And they call it puppy love ...
|By Tom Helma|
Purple Rose dramedy looks at an abbreviated love 30 years later
Wednesday, July 3 — Ever wonder what happened to the girl you loved when you were a teenager? Can we go home again and explore the road not taken? “Miles & Ellie,” playing at the Purple Rose Theatre Co., answers those questions.
We meet Miles and Ellie when at age 17, thrown together by a high school biology class that pairs them up as expectant parents carrying around a sack of flour with a smiley face.
Rhiannon Ragland is Ellie, insecure and feeling plain, while Rusty Mewha is the longhaired geek, Miles. They portray, with great exuberance, passionate puppy love afflicted teenagers boiling over with frenetic — nay, frenzied — energy. Their wrap-around hugging and full frontal, lip-locked tongue kissing is executed with dramatic theatrical flair.
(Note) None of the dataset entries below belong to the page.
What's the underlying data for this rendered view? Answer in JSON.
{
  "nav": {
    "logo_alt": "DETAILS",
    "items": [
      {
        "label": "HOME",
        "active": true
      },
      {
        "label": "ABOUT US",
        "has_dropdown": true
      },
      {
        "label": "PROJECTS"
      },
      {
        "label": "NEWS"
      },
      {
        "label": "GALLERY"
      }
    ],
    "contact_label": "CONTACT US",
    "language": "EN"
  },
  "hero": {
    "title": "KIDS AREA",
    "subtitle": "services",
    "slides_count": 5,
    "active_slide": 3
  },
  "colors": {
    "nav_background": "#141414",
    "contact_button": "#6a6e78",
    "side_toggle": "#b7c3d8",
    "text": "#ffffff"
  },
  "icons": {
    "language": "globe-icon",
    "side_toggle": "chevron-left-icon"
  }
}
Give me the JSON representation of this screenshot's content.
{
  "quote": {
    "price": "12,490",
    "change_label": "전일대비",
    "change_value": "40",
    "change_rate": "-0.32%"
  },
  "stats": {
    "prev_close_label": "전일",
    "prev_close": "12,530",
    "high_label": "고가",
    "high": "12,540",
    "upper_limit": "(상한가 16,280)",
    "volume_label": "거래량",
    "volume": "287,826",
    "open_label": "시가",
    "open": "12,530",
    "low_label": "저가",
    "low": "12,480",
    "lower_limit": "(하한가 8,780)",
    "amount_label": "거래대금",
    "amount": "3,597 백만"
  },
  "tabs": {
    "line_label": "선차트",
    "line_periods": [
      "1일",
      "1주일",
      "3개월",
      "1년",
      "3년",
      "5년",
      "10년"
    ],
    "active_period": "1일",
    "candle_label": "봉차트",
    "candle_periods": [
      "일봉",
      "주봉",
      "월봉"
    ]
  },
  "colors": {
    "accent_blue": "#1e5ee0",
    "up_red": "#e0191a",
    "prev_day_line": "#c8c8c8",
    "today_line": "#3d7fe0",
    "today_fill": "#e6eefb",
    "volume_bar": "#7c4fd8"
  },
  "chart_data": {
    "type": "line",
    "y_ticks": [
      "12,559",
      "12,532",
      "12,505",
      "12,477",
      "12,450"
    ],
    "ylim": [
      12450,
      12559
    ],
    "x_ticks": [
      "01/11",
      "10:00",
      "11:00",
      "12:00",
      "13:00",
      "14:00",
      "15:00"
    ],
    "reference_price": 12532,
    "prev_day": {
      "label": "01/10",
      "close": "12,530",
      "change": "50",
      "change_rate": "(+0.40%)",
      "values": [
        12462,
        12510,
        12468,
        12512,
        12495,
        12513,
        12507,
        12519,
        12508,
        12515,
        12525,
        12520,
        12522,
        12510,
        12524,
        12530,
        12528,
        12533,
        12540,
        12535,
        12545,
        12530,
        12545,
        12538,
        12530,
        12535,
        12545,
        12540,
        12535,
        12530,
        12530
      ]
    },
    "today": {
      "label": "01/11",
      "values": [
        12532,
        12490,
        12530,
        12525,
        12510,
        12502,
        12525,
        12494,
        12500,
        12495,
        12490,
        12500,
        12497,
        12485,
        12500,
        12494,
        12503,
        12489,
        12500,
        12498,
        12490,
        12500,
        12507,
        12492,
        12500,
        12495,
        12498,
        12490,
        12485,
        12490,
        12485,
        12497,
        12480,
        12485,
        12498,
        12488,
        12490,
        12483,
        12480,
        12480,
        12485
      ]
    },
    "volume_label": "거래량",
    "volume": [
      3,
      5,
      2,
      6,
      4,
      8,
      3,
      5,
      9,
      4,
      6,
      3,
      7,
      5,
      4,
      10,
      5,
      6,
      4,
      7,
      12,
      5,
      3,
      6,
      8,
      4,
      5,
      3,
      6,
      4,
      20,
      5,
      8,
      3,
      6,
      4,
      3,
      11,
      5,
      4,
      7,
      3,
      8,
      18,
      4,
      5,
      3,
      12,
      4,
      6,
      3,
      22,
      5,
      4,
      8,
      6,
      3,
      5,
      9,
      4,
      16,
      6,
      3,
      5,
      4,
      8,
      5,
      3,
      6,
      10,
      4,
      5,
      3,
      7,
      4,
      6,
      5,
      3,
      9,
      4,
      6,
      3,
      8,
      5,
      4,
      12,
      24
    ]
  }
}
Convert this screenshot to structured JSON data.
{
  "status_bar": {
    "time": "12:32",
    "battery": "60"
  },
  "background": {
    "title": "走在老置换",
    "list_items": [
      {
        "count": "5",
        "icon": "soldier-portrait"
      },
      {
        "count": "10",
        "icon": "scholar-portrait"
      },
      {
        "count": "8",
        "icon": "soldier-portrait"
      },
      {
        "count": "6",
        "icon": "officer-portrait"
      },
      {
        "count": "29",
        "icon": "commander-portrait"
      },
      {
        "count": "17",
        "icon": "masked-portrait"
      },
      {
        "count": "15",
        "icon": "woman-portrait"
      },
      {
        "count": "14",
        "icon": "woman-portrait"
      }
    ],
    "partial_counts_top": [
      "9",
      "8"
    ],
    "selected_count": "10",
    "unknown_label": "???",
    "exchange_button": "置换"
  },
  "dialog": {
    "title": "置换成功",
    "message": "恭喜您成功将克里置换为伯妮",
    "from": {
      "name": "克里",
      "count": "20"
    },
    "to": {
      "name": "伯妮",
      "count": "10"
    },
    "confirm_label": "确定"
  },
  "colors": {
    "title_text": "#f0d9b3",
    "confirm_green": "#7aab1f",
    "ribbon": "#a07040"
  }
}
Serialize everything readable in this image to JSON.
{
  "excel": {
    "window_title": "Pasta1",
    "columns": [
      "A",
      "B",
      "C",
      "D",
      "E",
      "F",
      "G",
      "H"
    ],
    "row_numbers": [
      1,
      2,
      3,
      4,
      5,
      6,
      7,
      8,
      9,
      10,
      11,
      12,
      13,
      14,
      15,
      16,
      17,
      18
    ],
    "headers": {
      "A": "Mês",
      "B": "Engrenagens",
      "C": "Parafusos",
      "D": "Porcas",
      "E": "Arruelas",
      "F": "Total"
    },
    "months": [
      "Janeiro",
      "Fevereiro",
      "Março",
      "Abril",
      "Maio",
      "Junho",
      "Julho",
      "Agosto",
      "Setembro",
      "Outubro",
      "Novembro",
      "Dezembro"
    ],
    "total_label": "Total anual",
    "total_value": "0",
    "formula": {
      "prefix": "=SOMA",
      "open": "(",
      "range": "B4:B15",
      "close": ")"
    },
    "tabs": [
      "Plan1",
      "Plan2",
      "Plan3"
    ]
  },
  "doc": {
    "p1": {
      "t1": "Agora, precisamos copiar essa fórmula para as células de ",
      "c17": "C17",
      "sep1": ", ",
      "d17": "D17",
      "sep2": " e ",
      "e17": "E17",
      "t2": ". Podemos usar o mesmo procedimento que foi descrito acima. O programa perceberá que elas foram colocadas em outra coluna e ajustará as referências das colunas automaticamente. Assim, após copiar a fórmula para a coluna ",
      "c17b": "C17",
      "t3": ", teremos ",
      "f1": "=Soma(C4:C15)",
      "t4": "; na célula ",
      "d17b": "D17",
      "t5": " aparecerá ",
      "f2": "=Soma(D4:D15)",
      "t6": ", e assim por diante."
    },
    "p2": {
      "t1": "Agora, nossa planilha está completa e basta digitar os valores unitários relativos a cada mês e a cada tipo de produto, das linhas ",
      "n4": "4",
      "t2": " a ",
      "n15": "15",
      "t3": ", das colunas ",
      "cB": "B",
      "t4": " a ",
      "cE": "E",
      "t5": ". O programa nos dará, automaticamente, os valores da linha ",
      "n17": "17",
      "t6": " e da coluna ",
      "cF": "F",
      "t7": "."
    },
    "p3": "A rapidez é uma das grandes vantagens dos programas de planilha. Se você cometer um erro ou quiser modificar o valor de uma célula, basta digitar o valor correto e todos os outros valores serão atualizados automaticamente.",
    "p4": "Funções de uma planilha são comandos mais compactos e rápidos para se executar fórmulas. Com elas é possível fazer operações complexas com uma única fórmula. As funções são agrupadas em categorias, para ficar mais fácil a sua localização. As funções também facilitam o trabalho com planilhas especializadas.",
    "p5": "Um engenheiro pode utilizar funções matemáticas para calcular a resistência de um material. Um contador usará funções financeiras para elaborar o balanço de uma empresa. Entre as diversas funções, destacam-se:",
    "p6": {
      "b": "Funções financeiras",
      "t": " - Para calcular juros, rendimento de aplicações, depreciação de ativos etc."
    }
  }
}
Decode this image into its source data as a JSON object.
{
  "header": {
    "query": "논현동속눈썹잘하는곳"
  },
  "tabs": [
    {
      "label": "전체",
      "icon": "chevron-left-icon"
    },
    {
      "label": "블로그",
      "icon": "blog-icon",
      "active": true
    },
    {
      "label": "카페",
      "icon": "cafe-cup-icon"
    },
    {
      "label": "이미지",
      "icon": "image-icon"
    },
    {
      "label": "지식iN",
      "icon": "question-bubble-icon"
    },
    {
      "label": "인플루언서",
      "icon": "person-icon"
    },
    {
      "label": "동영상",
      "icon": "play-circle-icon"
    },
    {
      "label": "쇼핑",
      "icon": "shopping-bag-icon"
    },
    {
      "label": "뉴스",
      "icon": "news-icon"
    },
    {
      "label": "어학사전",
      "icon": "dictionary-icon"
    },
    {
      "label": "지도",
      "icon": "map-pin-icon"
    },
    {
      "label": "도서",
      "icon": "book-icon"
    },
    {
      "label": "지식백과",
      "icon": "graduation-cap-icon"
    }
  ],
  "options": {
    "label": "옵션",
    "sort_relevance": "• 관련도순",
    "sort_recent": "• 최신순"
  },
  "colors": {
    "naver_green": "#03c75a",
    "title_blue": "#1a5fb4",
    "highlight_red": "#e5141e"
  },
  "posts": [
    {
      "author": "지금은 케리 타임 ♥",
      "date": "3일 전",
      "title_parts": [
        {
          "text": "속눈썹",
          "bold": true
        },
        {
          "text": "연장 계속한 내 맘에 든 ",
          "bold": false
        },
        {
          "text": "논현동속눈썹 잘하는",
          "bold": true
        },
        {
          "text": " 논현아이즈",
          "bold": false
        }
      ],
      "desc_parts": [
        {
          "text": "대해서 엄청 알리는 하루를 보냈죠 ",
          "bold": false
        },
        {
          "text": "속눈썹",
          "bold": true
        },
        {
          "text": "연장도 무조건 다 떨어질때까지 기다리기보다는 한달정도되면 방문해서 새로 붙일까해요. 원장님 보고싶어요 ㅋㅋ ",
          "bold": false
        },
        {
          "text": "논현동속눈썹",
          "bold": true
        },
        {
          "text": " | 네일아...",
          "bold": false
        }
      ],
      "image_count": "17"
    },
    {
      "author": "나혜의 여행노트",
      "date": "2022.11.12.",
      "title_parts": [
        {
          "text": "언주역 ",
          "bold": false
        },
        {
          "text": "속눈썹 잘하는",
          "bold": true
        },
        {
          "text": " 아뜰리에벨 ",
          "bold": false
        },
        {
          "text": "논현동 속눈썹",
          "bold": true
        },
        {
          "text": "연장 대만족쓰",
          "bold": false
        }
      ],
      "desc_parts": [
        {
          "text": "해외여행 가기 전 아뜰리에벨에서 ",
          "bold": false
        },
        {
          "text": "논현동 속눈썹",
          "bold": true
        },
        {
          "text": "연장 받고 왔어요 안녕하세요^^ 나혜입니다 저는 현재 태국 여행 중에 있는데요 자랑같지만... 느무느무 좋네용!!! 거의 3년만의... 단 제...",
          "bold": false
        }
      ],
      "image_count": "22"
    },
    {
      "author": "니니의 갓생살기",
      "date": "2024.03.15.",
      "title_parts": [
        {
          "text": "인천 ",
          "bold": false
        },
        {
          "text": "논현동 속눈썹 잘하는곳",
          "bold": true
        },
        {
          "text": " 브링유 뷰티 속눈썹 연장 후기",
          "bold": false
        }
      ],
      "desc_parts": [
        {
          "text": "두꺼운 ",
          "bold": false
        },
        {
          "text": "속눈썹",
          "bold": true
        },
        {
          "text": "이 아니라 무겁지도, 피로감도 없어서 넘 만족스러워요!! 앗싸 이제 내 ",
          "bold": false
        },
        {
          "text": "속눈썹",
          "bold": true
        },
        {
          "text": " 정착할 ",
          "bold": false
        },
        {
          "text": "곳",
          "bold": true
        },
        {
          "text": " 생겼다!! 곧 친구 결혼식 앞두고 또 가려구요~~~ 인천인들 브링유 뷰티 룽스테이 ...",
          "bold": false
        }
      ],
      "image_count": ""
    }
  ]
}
Yee-haw!
Contrastingly, they are joined by Ellie’s parents: Burt (Bill Simmons) is a bland and boring, staid and stoic, red state conservative state senator who spouts political platitudes in response to any attempts at real conversation; Mary, his wife hovers around a quiet alcoholism that becomes full-blown in Act II. Michelle Mountain plays this role to its comic hilt and evokes sustained applause near the end of the play as her rant crescendos into bitter acceptance of her empty marriage. Simmons is everything you might have suspected Mitt Romney to be at home, a legend in his own mind, trapped in his own truth.
Act I ends with a misunderstanding of epic proportion that ends this teenaged love story before it comes to a lifelong fruition.
Fast forward 20 years and we meet this same young couple approaching 40. A lot of water has gone over the dam. Ellie is divorced and we are informed by her parents that she’s had a really bad time of it. Miles, on the other hand, has become the computer programmer he always thought he would be and has sort of wandered towards an adult life that is sort-of successful, but not amazingly so. They lock eyes, they talk a bit and … that’s it.
In real life, there is a lot of that goes on in between once upon a time and happily ever after. Writer Don Zolidis chooses not to plumb those depths. Instead we are left with the notion that there are those who hold on to the magic of 17 in our hearts, wishing we could somehow go back to the innocence and start all over and create a whole new life script.
“Miles and Ellie” is full of laughter and had many audience members chuckling. In the end, however, the play suffers from too few tender moments. Dazzling acting and good stage direction cannot fully overcome the limits of the script, and yet, despite this, one leaves remembering one’s own 17-year-old girlfriend.
Whatever happened to her?
"Miles & Ellie”